Beverly Hills, Nov. 22: Billionaire Marvin Davis says he is not just kicking the tyres.
Only hours after Vivendi Universal said it rebuffed his initial $ 13 billion offer, the onetime owner of 20th Century Fox Film Corp. said he was determined to pursue Universal’s entertainment empire, including its studios, theme parks and recording company.
Davis on Thursday was clearly relishing the limelight, even though some privately questioned whether he was seriously interested in Vivendi or just doing what has become his M.O. of sorts—sniffing around potential ventures, stirring up headlines and then abruptly walking away.
At Spago in Beverly Hills, Davis sat at his regular table in his custom-made oversize armchair, lunching on gazpacho with former Universal Studios co-chairman Brian Mulligan, the man considered the architect behind the takeover proposal. As Davis coyly dodged questions about his plans for Vivendi—“I’ll let you know”—one fellow diner and well-wisher was former President Clinton, who circled back through the eatery for a handshake and chitchat at Davis’ table.
Davis and his associates dismissed those who are dismissing him as a non-player, saying the $ 13 billion deal he pitched for a majority stake in the entertainment assets was a negotiator’s starting point. The 77-year-old oilman-turned-dealmaker called it a “full and fair” offer for the assets and said he planned to meet Vivendi executives in January to begin more earnest discussions.

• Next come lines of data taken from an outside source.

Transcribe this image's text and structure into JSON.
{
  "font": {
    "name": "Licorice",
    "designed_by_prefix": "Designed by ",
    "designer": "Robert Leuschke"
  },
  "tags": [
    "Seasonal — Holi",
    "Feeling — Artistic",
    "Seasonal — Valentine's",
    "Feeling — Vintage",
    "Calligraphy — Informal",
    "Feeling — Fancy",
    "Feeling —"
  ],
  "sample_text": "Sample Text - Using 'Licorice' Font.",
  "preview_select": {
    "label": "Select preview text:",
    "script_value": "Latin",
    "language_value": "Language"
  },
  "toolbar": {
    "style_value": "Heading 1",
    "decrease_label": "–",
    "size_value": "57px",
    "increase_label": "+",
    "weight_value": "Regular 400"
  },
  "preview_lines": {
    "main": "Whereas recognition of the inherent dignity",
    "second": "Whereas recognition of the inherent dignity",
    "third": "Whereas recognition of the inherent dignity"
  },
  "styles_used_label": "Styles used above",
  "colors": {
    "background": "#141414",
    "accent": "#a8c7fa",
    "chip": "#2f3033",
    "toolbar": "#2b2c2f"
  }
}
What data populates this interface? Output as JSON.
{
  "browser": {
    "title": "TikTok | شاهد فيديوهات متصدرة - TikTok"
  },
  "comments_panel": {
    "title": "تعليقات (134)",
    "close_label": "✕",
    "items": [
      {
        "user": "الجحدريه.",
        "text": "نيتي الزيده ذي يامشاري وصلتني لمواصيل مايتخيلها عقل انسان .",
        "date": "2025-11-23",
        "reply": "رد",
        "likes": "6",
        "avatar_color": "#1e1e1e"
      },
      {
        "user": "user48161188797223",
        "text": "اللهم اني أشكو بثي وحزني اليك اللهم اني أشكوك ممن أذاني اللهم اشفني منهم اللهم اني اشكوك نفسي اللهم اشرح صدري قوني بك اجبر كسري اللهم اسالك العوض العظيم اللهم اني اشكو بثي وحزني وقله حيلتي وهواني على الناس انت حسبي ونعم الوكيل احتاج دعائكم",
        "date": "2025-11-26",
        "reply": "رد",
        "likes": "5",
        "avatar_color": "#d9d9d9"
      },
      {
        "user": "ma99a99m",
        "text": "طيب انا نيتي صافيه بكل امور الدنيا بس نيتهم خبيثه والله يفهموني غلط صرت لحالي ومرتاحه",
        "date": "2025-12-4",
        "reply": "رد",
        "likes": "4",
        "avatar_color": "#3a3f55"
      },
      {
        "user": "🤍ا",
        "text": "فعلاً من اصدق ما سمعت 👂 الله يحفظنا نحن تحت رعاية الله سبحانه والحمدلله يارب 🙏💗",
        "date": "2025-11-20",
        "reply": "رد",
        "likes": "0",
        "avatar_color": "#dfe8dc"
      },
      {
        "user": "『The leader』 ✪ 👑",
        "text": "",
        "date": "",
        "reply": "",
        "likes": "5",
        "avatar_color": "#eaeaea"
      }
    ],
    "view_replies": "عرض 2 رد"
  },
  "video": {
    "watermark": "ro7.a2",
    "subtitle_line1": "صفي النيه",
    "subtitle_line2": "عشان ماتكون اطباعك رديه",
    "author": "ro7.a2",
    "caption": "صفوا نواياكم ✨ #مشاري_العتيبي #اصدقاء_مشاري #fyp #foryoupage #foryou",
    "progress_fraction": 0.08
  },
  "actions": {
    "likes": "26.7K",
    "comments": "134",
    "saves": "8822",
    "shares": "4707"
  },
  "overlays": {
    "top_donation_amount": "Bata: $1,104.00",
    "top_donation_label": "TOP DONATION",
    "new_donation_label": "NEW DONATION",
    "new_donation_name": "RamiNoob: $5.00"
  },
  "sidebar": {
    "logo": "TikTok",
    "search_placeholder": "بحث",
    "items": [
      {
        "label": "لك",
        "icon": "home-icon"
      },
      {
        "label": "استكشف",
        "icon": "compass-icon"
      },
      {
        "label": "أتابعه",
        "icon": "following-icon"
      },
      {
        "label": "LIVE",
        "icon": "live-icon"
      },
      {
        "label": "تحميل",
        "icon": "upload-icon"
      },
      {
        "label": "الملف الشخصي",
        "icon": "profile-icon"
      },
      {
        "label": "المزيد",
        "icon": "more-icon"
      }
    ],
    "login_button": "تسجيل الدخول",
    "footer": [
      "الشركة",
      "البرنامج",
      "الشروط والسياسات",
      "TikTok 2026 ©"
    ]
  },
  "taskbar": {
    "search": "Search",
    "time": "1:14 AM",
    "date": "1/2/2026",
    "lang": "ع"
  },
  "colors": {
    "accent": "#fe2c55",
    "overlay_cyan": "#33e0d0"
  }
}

“Marvin’s a great entrepreneur. He simply wants to be a mogul again,” said Viacom Inc. chairman Sumner Redstone, who considers Davis a close friend. Redstone said he believed Davis’ bid for Universal was serious. “He wants to get back into the action,” Redstone said. “He loves the business. But his desire for action will not lead him to do something that’s not economically sound.”
Vivendi’s US-traded shares jumped $ 2.28, or 2 per cent, to close at $ 14 on the New York Stock Exchange as investors were encouraged by Davis’ show of interest, which analysts said also could attract other potential suitors. The offer, said Christopher Dixon, media analyst at UBS Warburg, “underscores the extraordinary value of Universal’s portfolio of entertainment.”
It all complicates CEO Jean-Rene Fourtou’s carefully calibrated plans to restructure Vivendi’s US entertainment assets. Last week, Vivendi announced that Fourtou would help current entertainment chief Barry Diller oversee a reorganised Universal group. If Vivendi rejects Davis’ bid, sources said, Fourtou will face pressure to expedite plans to spin off the US entertainment assets and take them public.